What makes a book a “boy’s book” – or, more precisely, a “boy’s-and-girl’s-book” – is that it emphasizes action, adventure, and movement. The gender of the protagonist has nothing to do with anything. But sometimes boys probably think it does, because of the kinds of books they have encountered in the past, or the way books are marketed, or the comments their peers and parents make. That’s the bit that is pernicious.
If you want to encourage a boy who likes reading but isn’t sure about “girly books” to read books with female protagonists, you might be well advised to skip the prom-dress-girl-paranormals that emphasize romance and relationships, even if they are very good books of their type, and go straight for adventure stories that are more likely to appeal to boys who like action. There are plenty of choices out there besides The Hunger Games. How about Divergent by Roth, say? Or The Scorpio Races by Stiefvater, if the kid is okay with a slower-paced but amazing book? Or Partials by Dan Wells? Or if your kid is allergic to even a shred of romance, then maybe Thirteenth Child by Patricia Wrede? And on and on – it is not going to be a short list.
Once boys who like adventure stories discover that fabulous adventure stories can feature girl protagonists, I don’t think you’ll find many boys insisting that they won’t read girl’s books. And that’s a blow against bias and embedded sexism right there, regardless of what aspects of gender are socially constructed and which are intrinsic.
Alexander GM, and M Hines. 2002. Sex differences in response to children’s toys in nonhuman primates (Cercopithecus aethiops sabaeus). Evol.Human Behav. 23:467–469.
Alexander, GM, T Wilcox and R Woods. 2009. Sex differences in infants’ visual interest in toys. Arch Sex Behav 8(3):427-33.
Hassett JM, ER Siebert, K Wallen. 2008. Sex differences in rhesus monkey toy preferences parallel those of children. Horm. Behav. 51:359–364.
Hines, M and GM Alexander. 2008. Commentary: Monkeys, girls, boys, and toys: A confirmation comment on “Sex differences in toy preferences: Striking parallels between monkeys and humans”. Horm Behav. 54(3): 478-481.

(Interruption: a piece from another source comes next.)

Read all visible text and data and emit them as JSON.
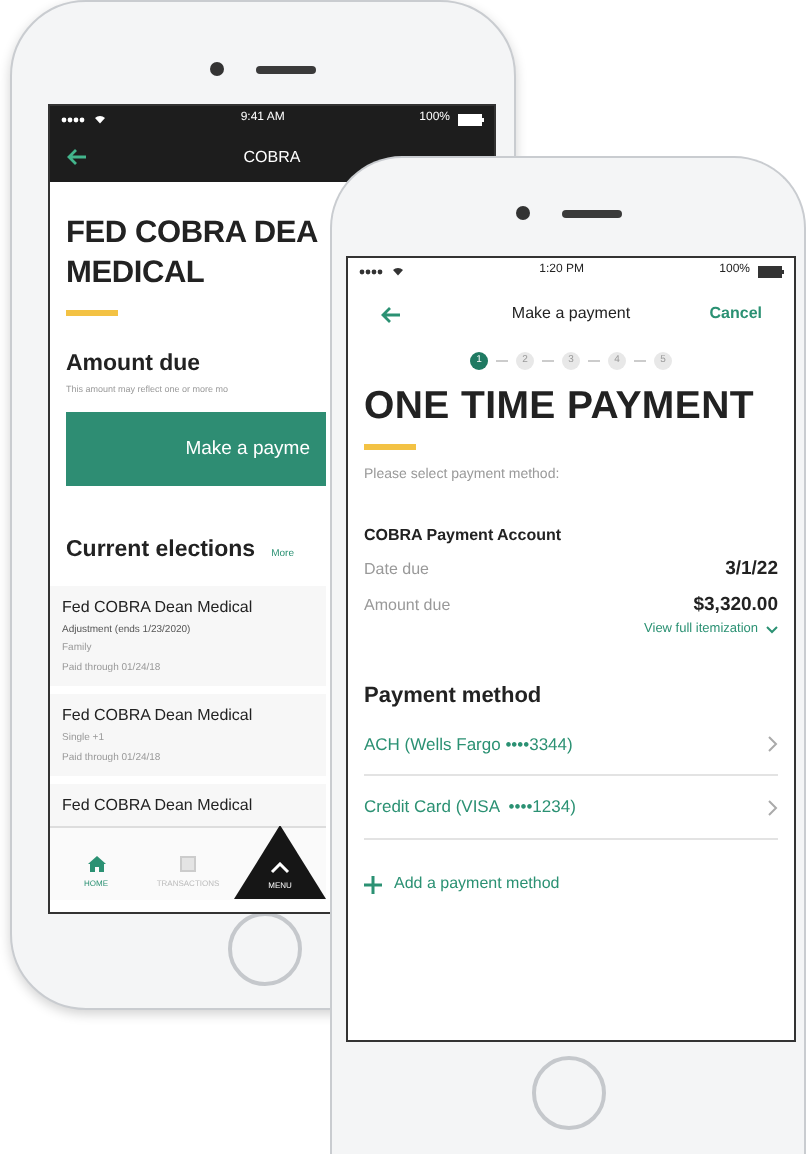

Williams, CL and KE Pleil. 2008. Toy story: Why do monkey and human males prefer trucks? Comment on “Sex differences in rhesus monkey toy preferences parallel those of children” by Hassatt, Siebert, and Wallen. Horm. Behav 54(3): 355-358.